Wow, third paragraph and I'm still talking about Grey's Anatomy?? Apologies; this one will be quick. The other patient I identified with was a young man whose brain tumor caused him to say basically whatever he thought. He'd comment on people's body odor or point out obvious chemistry between his docs, etc. I found him to be a really likeable character (but he dies). To some degree, I find myself a lot more honest, to the point of probably being rude. A friend of mine, after a stressful divorce, mentioned this same thing to me. Maybe it's a mixture of that apathy that comes when you realize life sucks way worse than your little optimistic mind had thought, plus a thicker skin all around. Whatever it is, it's fun being a little more direct or assertive or gross, as the case may be.

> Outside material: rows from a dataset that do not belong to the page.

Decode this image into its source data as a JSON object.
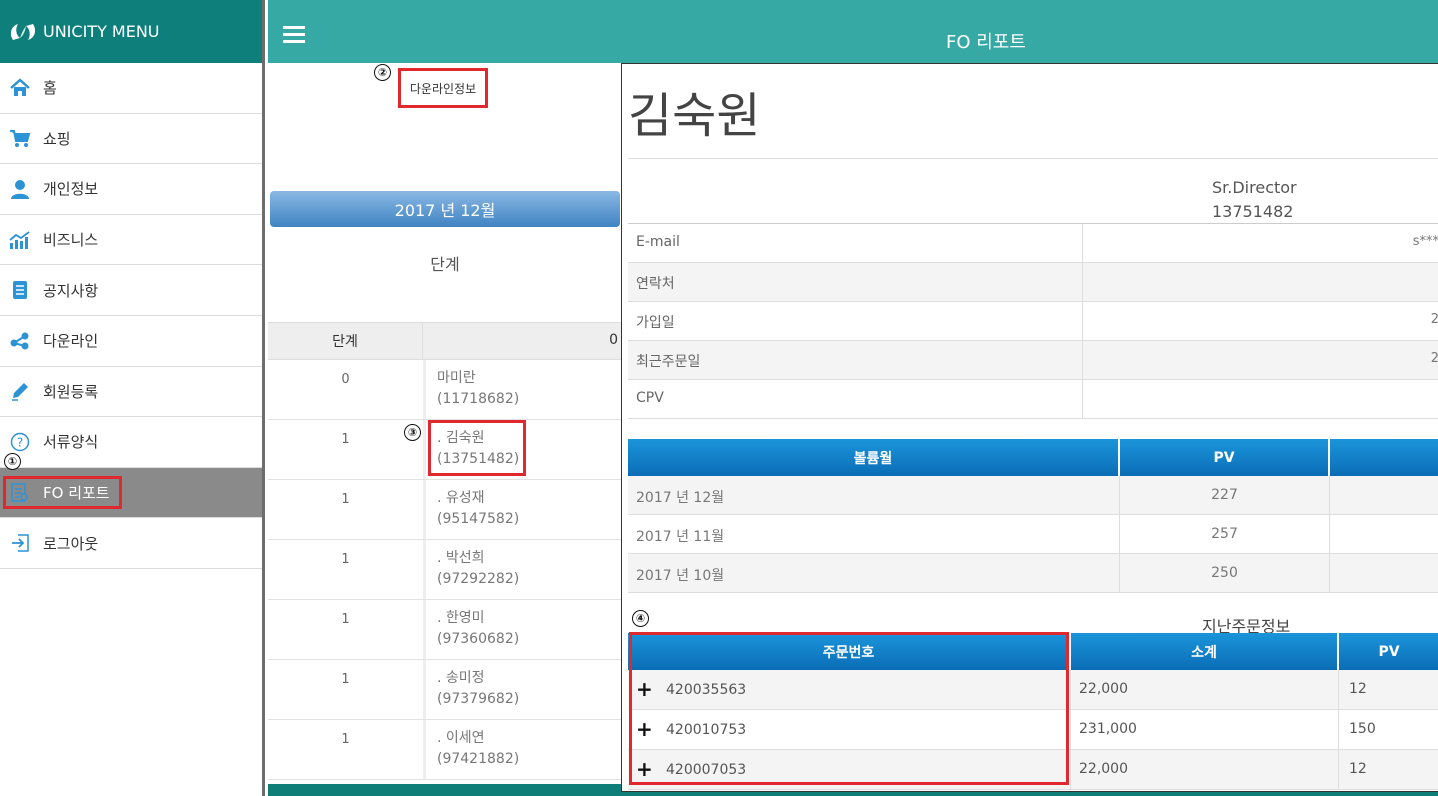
{
  "sidebar": {
    "title": "UNICITY MENU",
    "items": [
      {
        "label": "홈",
        "icon": "home-icon"
      },
      {
        "label": "쇼핑",
        "icon": "cart-icon"
      },
      {
        "label": "개인정보",
        "icon": "user-icon"
      },
      {
        "label": "비즈니스",
        "icon": "chart-icon"
      },
      {
        "label": "공지사항",
        "icon": "document-icon"
      },
      {
        "label": "다운라인",
        "icon": "share-icon"
      },
      {
        "label": "회원등록",
        "icon": "pencil-icon"
      },
      {
        "label": "서류양식",
        "icon": "question-icon"
      },
      {
        "label": "FO 리포트",
        "icon": "report-icon",
        "active": true
      },
      {
        "label": "로그아웃",
        "icon": "logout-icon"
      }
    ]
  },
  "topbar": {
    "title": "FO 리포트"
  },
  "markers": {
    "m1": "①",
    "m2": "②",
    "m3": "③",
    "m4": "④"
  },
  "report": {
    "downline_link": "다운라인정보",
    "month": "2017 년 12월",
    "step_label": "단계",
    "table_headers": [
      "단계",
      "0"
    ],
    "rows": [
      {
        "step": "0",
        "name": "마미란",
        "id": "(11718682)"
      },
      {
        "step": "1",
        "name": ". 김숙원",
        "id": "(13751482)"
      },
      {
        "step": "1",
        "name": ". 유성재",
        "id": "(95147582)"
      },
      {
        "step": "1",
        "name": ". 박선희",
        "id": "(97292282)"
      },
      {
        "step": "1",
        "name": ". 한영미",
        "id": "(97360682)"
      },
      {
        "step": "1",
        "name": ". 송미정",
        "id": "(97379682)"
      },
      {
        "step": "1",
        "name": ". 이세연",
        "id": "(97421882)"
      }
    ]
  },
  "detail": {
    "name": "김숙원",
    "rank": "Sr.Director",
    "member_id": "13751482",
    "info": [
      {
        "key": "E-mail",
        "value": "s***"
      },
      {
        "key": "연락처",
        "value": ""
      },
      {
        "key": "가입일",
        "value": "2"
      },
      {
        "key": "최근주문일",
        "value": "2"
      },
      {
        "key": "CPV",
        "value": ""
      }
    ],
    "volume_headers": [
      "볼륨월",
      "PV",
      ""
    ],
    "volume_rows": [
      {
        "month": "2017 년 12월",
        "pv": "227"
      },
      {
        "month": "2017 년 11월",
        "pv": "257"
      },
      {
        "month": "2017 년 10월",
        "pv": "250"
      }
    ],
    "orders_title": "지난주문정보",
    "order_headers": [
      "주문번호",
      "소계",
      "PV"
    ],
    "orders": [
      {
        "order_no": "420035563",
        "subtotal": "22,000",
        "pv": "12"
      },
      {
        "order_no": "420010753",
        "subtotal": "231,000",
        "pv": "150"
      },
      {
        "order_no": "420007053",
        "subtotal": "22,000",
        "pv": "12"
      }
    ]
  },
  "colors": {
    "brand": "#0e7f7a",
    "topbar": "#37a9a4",
    "highlight": "#e0282f",
    "table_header": "#0a6db6"
  }
}
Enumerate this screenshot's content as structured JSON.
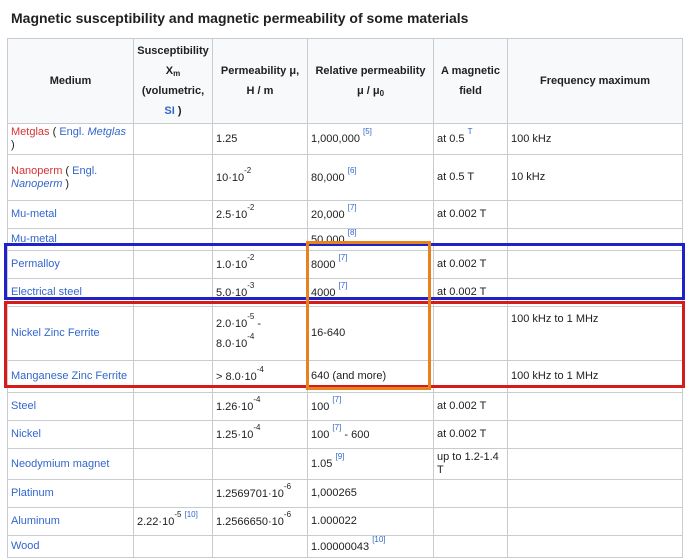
{
  "title": "Magnetic susceptibility and magnetic permeability of some materials",
  "header": {
    "medium": "Medium",
    "susc_1": "Susceptibility",
    "susc_2": "X",
    "susc_sub": "m",
    "susc_3": "(volumetric,",
    "susc_si": "SI",
    "susc_4": ")",
    "perm": "Permeability μ, H / m",
    "rel": "Relative permeability μ / μ",
    "rel_sub": "0",
    "field": "A magnetic field",
    "freq": "Frequency maximum"
  },
  "rows": {
    "metglas": {
      "name": "Metglas",
      "open": " ( ",
      "engl": "Engl.",
      "sp": " ",
      "alt": "Metglas",
      "close": " )",
      "perm": "1.25",
      "rel": "1,000,000",
      "rel_cite": "[5]",
      "field": "at 0.5",
      "field_unit": "T",
      "freq": "100 kHz"
    },
    "nanoperm": {
      "name": "Nanoperm",
      "open": " ( ",
      "engl": "Engl.",
      "alt": "Nanoperm",
      "close": " )",
      "perm_base": "10·10",
      "perm_exp": "-2",
      "rel": "80,000",
      "rel_cite": "[6]",
      "field": "at 0.5 T",
      "freq": "10 kHz"
    },
    "mumetal1": {
      "name": "Mu-metal",
      "perm_base": "2.5·10",
      "perm_exp": "-2",
      "rel": "20,000",
      "rel_cite": "[7]",
      "field": "at 0.002 T"
    },
    "mumetal2": {
      "name": "Mu-metal",
      "rel": "50,000",
      "rel_cite": "[8]"
    },
    "permalloy": {
      "name": "Permalloy",
      "perm_base": "1.0·10",
      "perm_exp": "-2",
      "rel": "8000",
      "rel_cite": "[7]",
      "field": "at 0.002 T"
    },
    "electrical_steel": {
      "name": "Electrical steel",
      "perm_base": "5.0·10",
      "perm_exp": "-3",
      "rel": "4000",
      "rel_cite": "[7]",
      "field": "at 0.002 T"
    },
    "nizn": {
      "name": "Nickel Zinc Ferrite",
      "perm_a_base": "2.0·10",
      "perm_a_exp": "-5",
      "perm_dash": "-",
      "perm_b_base": "8.0·10",
      "perm_b_exp": "-4",
      "rel": "16-640",
      "freq": "100 kHz to 1 MHz"
    },
    "mnzn": {
      "name": "Manganese Zinc Ferrite",
      "perm_prefix": ">",
      "perm_base": "8.0·10",
      "perm_exp": "-4",
      "rel": "640 (and more)",
      "freq": "100 kHz to 1 MHz"
    },
    "steel": {
      "name": "Steel",
      "perm_base": "1.26·10",
      "perm_exp": "-4",
      "rel": "100",
      "rel_cite": "[7]",
      "field": "at 0.002 T"
    },
    "nickel": {
      "name": "Nickel",
      "perm_base": "1.25·10",
      "perm_exp": "-4",
      "rel": "100",
      "rel_cite": "[7]",
      "rel_tail": " - 600",
      "field": "at 0.002 T"
    },
    "neodymium": {
      "name": "Neodymium magnet",
      "rel": "1.05",
      "rel_cite": "[9]",
      "field": "up to 1.2-1.4 T"
    },
    "platinum": {
      "name": "Platinum",
      "perm_base": "1.2569701·10",
      "perm_exp": "-6",
      "rel": "1,000265"
    },
    "aluminum": {
      "name": "Aluminum",
      "susc_base": "2.22·10",
      "susc_exp": "-5",
      "susc_cite": "[10]",
      "perm_base": "1.2566650·10",
      "perm_exp": "-6",
      "rel": "1.000022"
    },
    "wood": {
      "name": "Wood",
      "rel": "1.00000043",
      "rel_cite": "[10]"
    }
  },
  "highlight_colors": {
    "blue": "#1f22c8",
    "red": "#d61b1b",
    "orange": "#e8821e"
  }
}
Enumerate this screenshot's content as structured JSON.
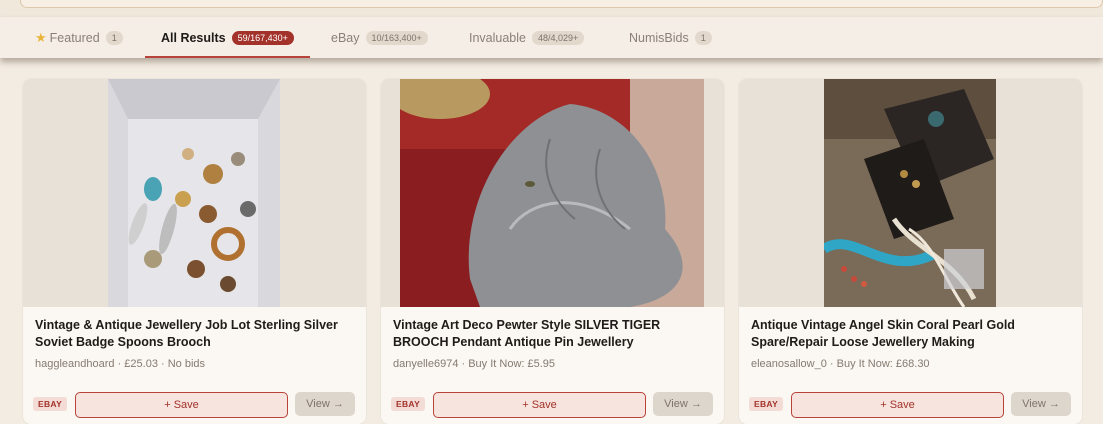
{
  "tabs": [
    {
      "label": "Featured",
      "count": "1",
      "icon": "star-icon"
    },
    {
      "label": "All Results",
      "count": "59/167,430+"
    },
    {
      "label": "eBay",
      "count": "10/163,400+"
    },
    {
      "label": "Invaluable",
      "count": "48/4,029+"
    },
    {
      "label": "NumisBids",
      "count": "1"
    }
  ],
  "active_tab": "All Results",
  "colors": {
    "accent": "#a2322a",
    "background": "#f3ece3",
    "card": "#fbf7f2"
  },
  "cards": [
    {
      "title": "Vintage & Antique Jewellery Job Lot Sterling Silver Soviet Badge Spoons Brooch",
      "meta": "haggleandhoard · £25.03 · No bids",
      "source": "EBAY",
      "save_label": "+ Save",
      "view_label": "View →"
    },
    {
      "title": "Vintage Art Deco Pewter Style SILVER TIGER BROOCH Pendant Antique Pin Jewellery",
      "meta": "danyelle6974 · Buy It Now: £5.95",
      "source": "EBAY",
      "save_label": "+ Save",
      "view_label": "View →"
    },
    {
      "title": "Antique Vintage Angel Skin Coral Pearl Gold Spare/Repair Loose Jewellery Making",
      "meta": "eleanosallow_0 · Buy It Now: £68.30",
      "source": "EBAY",
      "save_label": "+ Save",
      "view_label": "View →"
    }
  ]
}
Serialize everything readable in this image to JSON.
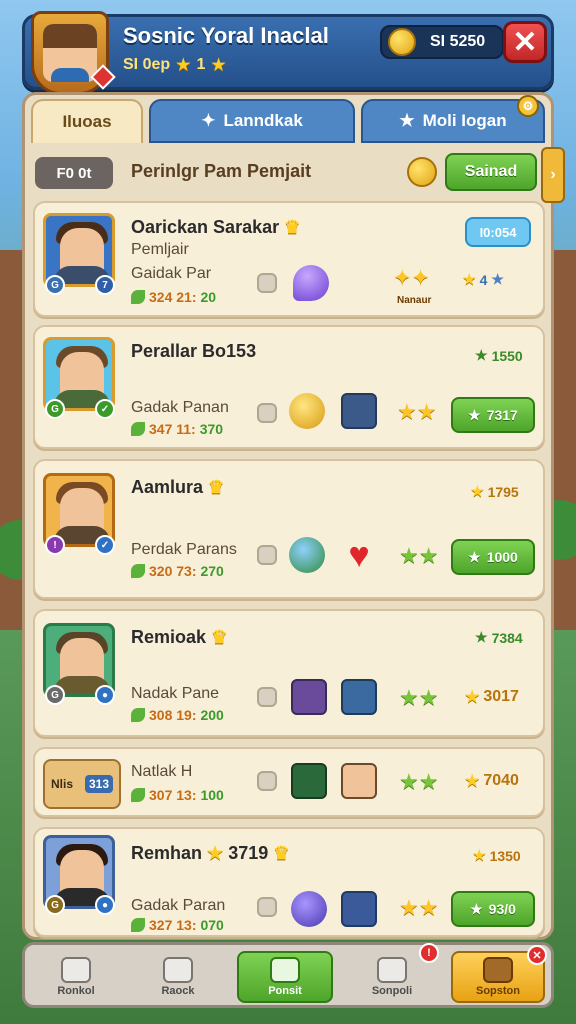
{
  "header": {
    "title": "Sosnic Yoral Inaclal",
    "level": "SI 0ep",
    "stars": "1",
    "currency": "SI 5250",
    "close_symbol": "✕"
  },
  "tabs": [
    {
      "label": "Iluoas"
    },
    {
      "label": "Lanndkak",
      "icon": "sparkle-icon"
    },
    {
      "label": "Moli Iogan",
      "icon": "star-icon"
    }
  ],
  "toolbar": {
    "counter": "F0 0t",
    "title": "Perinlgr Pam Pemjait",
    "save_label": "Sainad",
    "arrow": "›"
  },
  "cards": [
    {
      "name": "Oarickan Sarakar",
      "subtitle": "Pemljair",
      "stat_label": "Gaidak Par",
      "stat": "324 21:",
      "stat2": "20",
      "pill": "I0:054",
      "score": "4",
      "badge": "Nanaur"
    },
    {
      "name": "Perallar Bo153",
      "stat_label": "Gadak Panan",
      "stat": "347 11:",
      "stat2": "370",
      "score": "1550",
      "button": "7317"
    },
    {
      "name": "Aamlura",
      "stat_label": "Perdak Parans",
      "stat": "320 73:",
      "stat2": "270",
      "score": "1795",
      "button": "1000"
    },
    {
      "name": "Remioak",
      "stat_label": "Nadak Pane",
      "stat": "308 19:",
      "stat2": "200",
      "score": "7384",
      "score2": "3017"
    },
    {
      "name": "",
      "stat_label": "Natlak H",
      "stat": "307 13:",
      "stat2": "100",
      "score2": "7040",
      "mini_label": "Nlis",
      "mini_value": "313"
    },
    {
      "name": "Remhan",
      "name_suffix": "3719",
      "stat_label": "Gadak Paran",
      "stat": "327 13:",
      "stat2": "070",
      "score": "1350",
      "button": "93/0"
    }
  ],
  "bottom_nav": [
    {
      "label": "Ronkol",
      "icon": "home-icon"
    },
    {
      "label": "Raock",
      "icon": "calendar-icon"
    },
    {
      "label": "Ponsit",
      "icon": "chest-icon"
    },
    {
      "label": "Sonpoli",
      "icon": "box-icon",
      "badge": "!"
    },
    {
      "label": "Sopston",
      "icon": "treasure-icon",
      "badge": "✕"
    }
  ],
  "colors": {
    "header_blue": "#2a5a98",
    "panel": "#e9ddc4",
    "card": "#f8efd9",
    "green_button": "#4ea52b",
    "gold": "#f0b72e"
  }
}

So, Uma pretty much summed up the haps here. Btw, I am using the paints you brought me and would almost say I'm sort-of addicted, like how i am to crosswords. such activities really take you away. oh and i got four responses for pro-bono guitar lessons, so hopefully that'll start this week. we'll see how long each diversion lasts! If there was an Olympic sport for mediocrity in as many disciplines/sports/languages/subjects as possible, I would proudly bring home the Gold.
after uma left and the hospital gave me the green light, i flew down to st martin for 5 days. 9/28-10/3. i guess now it's been my sixth or so time on the island, but it never seemed so beautiful. there's something in my body that is crying out for nature, clean breezes, natural smells and sounds. my visit there was like medicine. sigh, just writing this makes me want to go back tomorrow. i used a non-digital camera, so today i get that old-fashioned fun feeling of picking up my photos! so, i'll post more soon.
unfortunately, that trip pretty much left me too exhausted to jump on another plane two days later and I missed one of my best friend's wedding. we tried to do some webcam thing so i could at least see it while it was happening but what bride should be fiddling with her laptop on her wedding day. anyway, i am so sad that i wasn't there, but I am so happy for them. Miss you Sandy-san!
the unexpected silver lining of the canceled trip to Madison was that I was home alone. Yeah, just that. I hadn't realized that I have not been alone for more than a stretch of hours since February. and you know what, it felt good. thankfully, i had some energy, so i just ate and slept and worked* whenever I felt like it. I went to a party and saw tons of familiar Fletcher faces and had a blast. I am so grateful for the Fletcher community, which has remembered me and treats me like one of their own. I just want to know who's hosting the next party and how long I can go on being, you know, "that guy" who doesn't actually go to your school but is at all the parties.
Ok, this is too long and it's too late. G'night!
posted by Erica at 2:35 AM